Multi-Mex Distributor has recalled dietary supplements that may be labeled as antibiotic drugs. The recall was initiated after an US Food and Drug Administration (FDA) inspection revealed the product packaging mimics antibiotics readily available in Mexico and possibly familiar to Hispanic consumers. Consumers may be confused in thinking that the dietary supplements are actually antibiotics.
The products were distributed in nine states, including California, to the retail store and distributors.
To see the full list of recalled products, please click here.

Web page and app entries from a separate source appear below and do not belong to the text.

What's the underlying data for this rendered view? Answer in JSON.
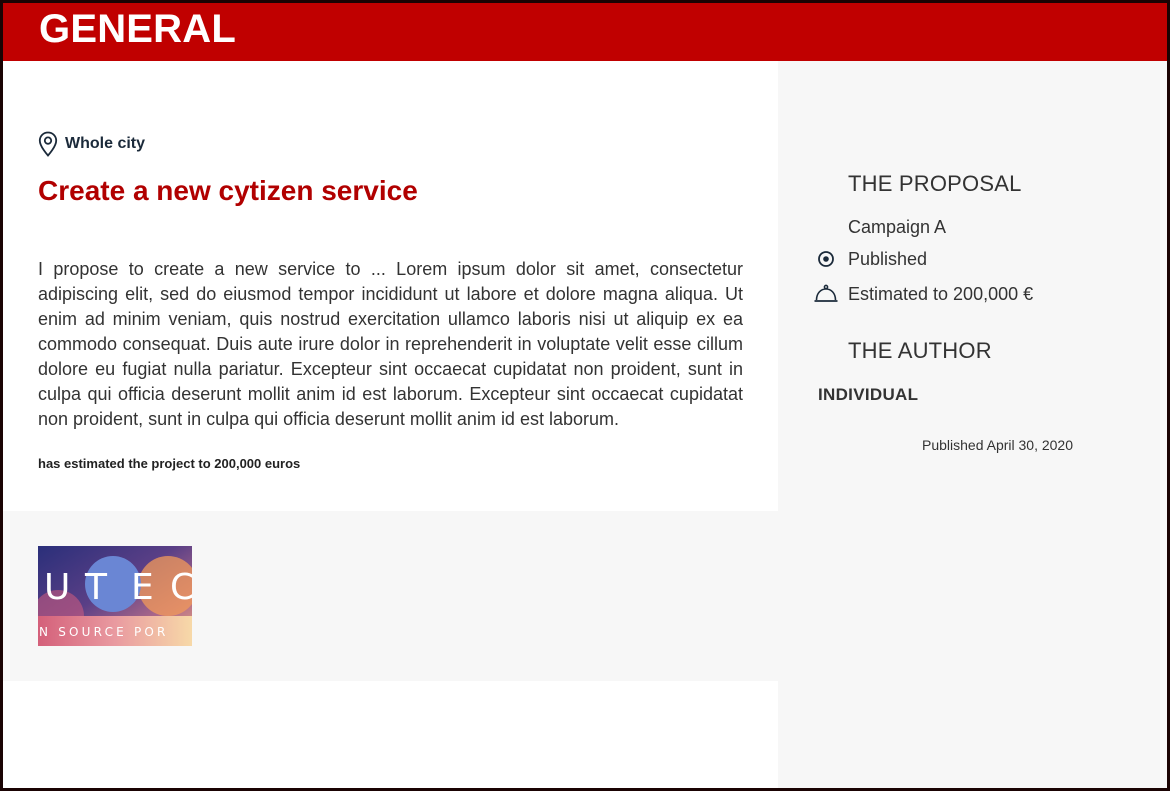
{
  "header": {
    "title": "GENERAL"
  },
  "proposal": {
    "location": "Whole city",
    "title": "Create a new cytizen service",
    "body": "I propose to create a new service to ... Lorem ipsum dolor sit amet, consectetur adipiscing elit, sed do eiusmod tempor incididunt ut labore et dolore magna aliqua. Ut enim ad minim veniam, quis nostrud exercitation ullamco laboris nisi ut aliquip ex ea commodo consequat. Duis aute irure dolor in reprehenderit in voluptate velit esse cillum dolore eu fugiat nulla pariatur. Excepteur sint occaecat cupidatat non proident, sunt in culpa qui officia deserunt mollit anim id est laborum. Excepteur sint occaecat cupidatat non proident, sunt in culpa qui officia deserunt mollit anim id est laborum.",
    "estimate_note": "has estimated the project to 200,000 euros"
  },
  "gallery": {
    "thumbnail_letters": [
      "U",
      "T",
      "E",
      "C"
    ],
    "thumbnail_caption": "N SOURCE POR"
  },
  "sidebar": {
    "proposal_heading": "THE PROPOSAL",
    "campaign": "Campaign A",
    "status": "Published",
    "estimate": "Estimated to 200,000 €",
    "author_heading": "THE AUTHOR",
    "author_type": "INDIVIDUAL",
    "published_date": "Published April 30, 2020"
  },
  "colors": {
    "brand_red": "#c00000",
    "title_red": "#b10000",
    "sidebar_bg": "#f7f7f7",
    "text_dark": "#333333"
  },
  "icons": {
    "location": "map-pin-icon",
    "status": "target-dot-icon",
    "estimate": "service-bell-icon"
  }
}
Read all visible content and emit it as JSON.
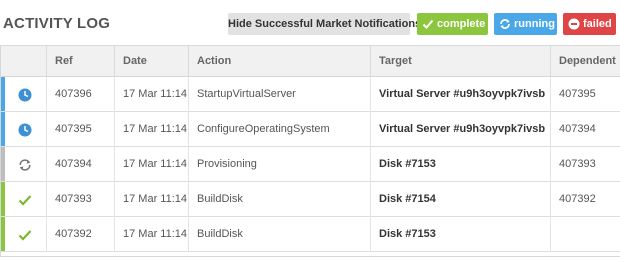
{
  "header": {
    "title": "ACTIVITY LOG",
    "hide_button": "Hide Successful Market Notifications",
    "filters": {
      "complete": "complete",
      "running": "running",
      "failed": "failed"
    }
  },
  "colors": {
    "complete": "#8cc63f",
    "running": "#4aa8e8",
    "failed": "#e04545",
    "provisioning": "#bdbdbd"
  },
  "columns": {
    "status": "",
    "ref": "Ref",
    "date": "Date",
    "action": "Action",
    "target": "Target",
    "dependent": "Dependent"
  },
  "rows": [
    {
      "status_icon": "clock-icon",
      "ref": "407396",
      "date": "17 Mar 11:14",
      "action": "StartupVirtualServer",
      "target": "Virtual Server #u9h3oyvpk7ivsb",
      "dependent": "407395"
    },
    {
      "status_icon": "clock-icon",
      "ref": "407395",
      "date": "17 Mar 11:14",
      "action": "ConfigureOperatingSystem",
      "target": "Virtual Server #u9h3oyvpk7ivsb",
      "dependent": "407394"
    },
    {
      "status_icon": "refresh-icon",
      "ref": "407394",
      "date": "17 Mar 11:14",
      "action": "Provisioning",
      "target": "Disk #7153",
      "dependent": "407393"
    },
    {
      "status_icon": "check-icon",
      "ref": "407393",
      "date": "17 Mar 11:14",
      "action": "BuildDisk",
      "target": "Disk #7154",
      "dependent": "407392"
    },
    {
      "status_icon": "check-icon",
      "ref": "407392",
      "date": "17 Mar 11:14",
      "action": "BuildDisk",
      "target": "Disk #7153",
      "dependent": ""
    }
  ]
}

Warnings of these dietary supplements made news in Texas on Thursday, April 28th, when four children were taken to a medical center due to worsening illnesses after being given dietary supplements the parents may have believed were antibiotics and which were packaged to resemble antibiotics that are readily available as over the counter drugs in Mexico. Giving the dietary supplement may have delayed legitimate medical treatment. Although the labels were printed in English and Spanish, the packaging appears to be an intentional marketing ploy to mimic antibiotics and directed at Hispanic buyers. It was determined the children had been given a dietary supplement, Amoxilina, which the parents may have believed was the antibiotic Amoxicillin.
Consumers who have used the products and have concerns should contact their healthcare provider.
Consumers who have purchased any of the recalled products are urged to discontinue their use immediatly. Consumers should discard the products or return them to the place of purchase for a full refund. Retail stores and distributors are to return the products to Multi-Mex, 4744-C North Royal Atlanta Drive, Tucker, GA. 30084. Consumers with questions may call at 678-226-1758 (Monday-Friday 9:00 am – 5:00 pm).
The FDA and the Monterey County Health Department also encourage consumers to consult with their health care professional before taking any dietary supplements.
All consumers should be aware of the following signs of health fraud:
- Promises of an “easy” fix for problems like excess weight, hair loss, or impotency.
- Claims such as “scientific breakthrough,” “miraculous cure,” “secret ingredient,” and “ancient remedy.
- Impressive-sounding terms, such as “hunger stimulation point” and “thermogenesis” for a weight loss product.
- Claims that the product is safe because it is “natural.”
- Undocumented case histories or personal testimonials by consumers or doctors claiming amazing results.
- Promises of no-risk, money-back guarantees.
- Claims that the product is a replacement for a prescription medication
Any adverse events that may be related to the use of recalled products should be reported to the FDA’s MedWatch Adverse Event Reporting program online [at www.fda.gov/MedWatch/report.htm], by phone [1-800-FDA-1088], or by returning the postage paid FDA form 3500 [which may be downloaded from: www.fda.gov/MedWatch/getforms.htm] by mail [to MedWatch, 5600 Fishers Lane, Rockville, MD 20852-9787] or fax [1-800-FDA- 0178].